→ **YOUR INSTRUCTIONS**: Word for word, repeat each line of the listing below.
════════════════
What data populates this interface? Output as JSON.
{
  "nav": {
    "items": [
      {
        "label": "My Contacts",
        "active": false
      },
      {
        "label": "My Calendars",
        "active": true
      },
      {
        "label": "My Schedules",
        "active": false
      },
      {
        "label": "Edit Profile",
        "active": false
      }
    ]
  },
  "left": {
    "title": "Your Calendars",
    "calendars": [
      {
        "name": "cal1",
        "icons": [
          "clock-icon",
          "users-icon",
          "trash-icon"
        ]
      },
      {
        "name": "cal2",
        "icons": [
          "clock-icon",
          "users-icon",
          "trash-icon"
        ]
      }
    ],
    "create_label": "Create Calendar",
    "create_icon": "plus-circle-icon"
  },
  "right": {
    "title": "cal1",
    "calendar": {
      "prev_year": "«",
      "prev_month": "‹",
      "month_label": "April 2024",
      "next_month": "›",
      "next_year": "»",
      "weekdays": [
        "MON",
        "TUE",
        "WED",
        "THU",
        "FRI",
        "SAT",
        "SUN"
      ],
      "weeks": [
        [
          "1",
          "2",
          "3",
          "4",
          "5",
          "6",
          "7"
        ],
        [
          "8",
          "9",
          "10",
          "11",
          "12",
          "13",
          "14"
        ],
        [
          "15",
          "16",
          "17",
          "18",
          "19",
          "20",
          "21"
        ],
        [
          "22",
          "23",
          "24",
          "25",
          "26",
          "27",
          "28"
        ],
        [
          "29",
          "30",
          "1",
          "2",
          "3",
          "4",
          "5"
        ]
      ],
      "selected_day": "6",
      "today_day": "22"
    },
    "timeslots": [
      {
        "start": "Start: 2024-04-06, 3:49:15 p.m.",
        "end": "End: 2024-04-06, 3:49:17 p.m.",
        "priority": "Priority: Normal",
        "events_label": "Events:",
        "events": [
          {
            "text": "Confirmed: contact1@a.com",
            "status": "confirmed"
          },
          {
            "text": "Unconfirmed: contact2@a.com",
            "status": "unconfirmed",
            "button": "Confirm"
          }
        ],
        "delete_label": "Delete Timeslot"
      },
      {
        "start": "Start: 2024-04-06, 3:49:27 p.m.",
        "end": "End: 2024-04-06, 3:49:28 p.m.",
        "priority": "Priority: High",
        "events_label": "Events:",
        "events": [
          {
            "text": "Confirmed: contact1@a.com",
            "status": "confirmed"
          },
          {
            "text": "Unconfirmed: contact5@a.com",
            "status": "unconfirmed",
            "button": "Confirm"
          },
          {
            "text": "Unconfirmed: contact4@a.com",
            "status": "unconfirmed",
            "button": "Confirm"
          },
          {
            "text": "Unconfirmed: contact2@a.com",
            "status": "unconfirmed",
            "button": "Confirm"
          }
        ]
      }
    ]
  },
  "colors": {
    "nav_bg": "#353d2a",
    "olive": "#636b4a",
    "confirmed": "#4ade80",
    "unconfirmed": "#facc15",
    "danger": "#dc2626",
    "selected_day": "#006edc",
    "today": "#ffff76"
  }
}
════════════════
→ **THE COMPLETED TASK**:
What data populates this interface? Output as JSON.
{
  "nav": {
    "items": [
      {
        "label": "My Contacts",
        "active": false
      },
      {
        "label": "My Calendars",
        "active": true
      },
      {
        "label": "My Schedules",
        "active": false
      },
      {
        "label": "Edit Profile",
        "active": false
      }
    ]
  },
  "left": {
    "title": "Your Calendars",
    "calendars": [
      {
        "name": "cal1",
        "icons": [
          "clock-icon",
          "users-icon",
          "trash-icon"
        ]
      },
      {
        "name": "cal2",
        "icons": [
          "clock-icon",
          "users-icon",
          "trash-icon"
        ]
      }
    ],
    "create_label": "Create Calendar",
    "create_icon": "plus-circle-icon"
  },
  "right": {
    "title": "cal1",
    "calendar": {
      "prev_year": "«",
      "prev_month": "‹",
      "month_label": "April 2024",
      "next_month": "›",
      "next_year": "»",
      "weekdays": [
        "MON",
        "TUE",
        "WED",
        "THU",
        "FRI",
        "SAT",
        "SUN"
      ],
      "weeks": [
        [
          "1",
          "2",
          "3",
          "4",
          "5",
          "6",
          "7"
        ],
        [
          "8",
          "9",
          "10",
          "11",
          "12",
          "13",
          "14"
        ],
        [
          "15",
          "16",
          "17",
          "18",
          "19",
          "20",
          "21"
        ],
        [
          "22",
          "23",
          "24",
          "25",
          "26",
          "27",
          "28"
        ],
        [
          "29",
          "30",
          "1",
          "2",
          "3",
          "4",
          "5"
        ]
      ],
      "selected_day": "6",
      "today_day": "22"
    },
    "timeslots": [
      {
        "start": "Start: 2024-04-06, 3:49:15 p.m.",
        "end": "End: 2024-04-06, 3:49:17 p.m.",
        "priority": "Priority: Normal",
        "events_label": "Events:",
        "events": [
          {
            "text": "Confirmed: contact1@a.com",
            "status": "confirmed"
          },
          {
            "text": "Unconfirmed: contact2@a.com",
            "status": "unconfirmed",
            "button": "Confirm"
          }
        ],
        "delete_label": "Delete Timeslot"
      },
      {
        "start": "Start: 2024-04-06, 3:49:27 p.m.",
        "end": "End: 2024-04-06, 3:49:28 p.m.",
        "priority": "Priority: High",
        "events_label": "Events:",
        "events": [
          {
            "text": "Confirmed: contact1@a.com",
            "status": "confirmed"
          },
          {
            "text": "Unconfirmed: contact5@a.com",
            "status": "unconfirmed",
            "button": "Confirm"
          },
          {
            "text": "Unconfirmed: contact4@a.com",
            "status": "unconfirmed",
            "button": "Confirm"
          },
          {
            "text": "Unconfirmed: contact2@a.com",
            "status": "unconfirmed",
            "button": "Confirm"
          }
        ]
      }
    ]
  },
  "colors": {
    "nav_bg": "#353d2a",
    "olive": "#636b4a",
    "confirmed": "#4ade80",
    "unconfirmed": "#facc15",
    "danger": "#dc2626",
    "selected_day": "#006edc",
    "today": "#ffff76"
  }
}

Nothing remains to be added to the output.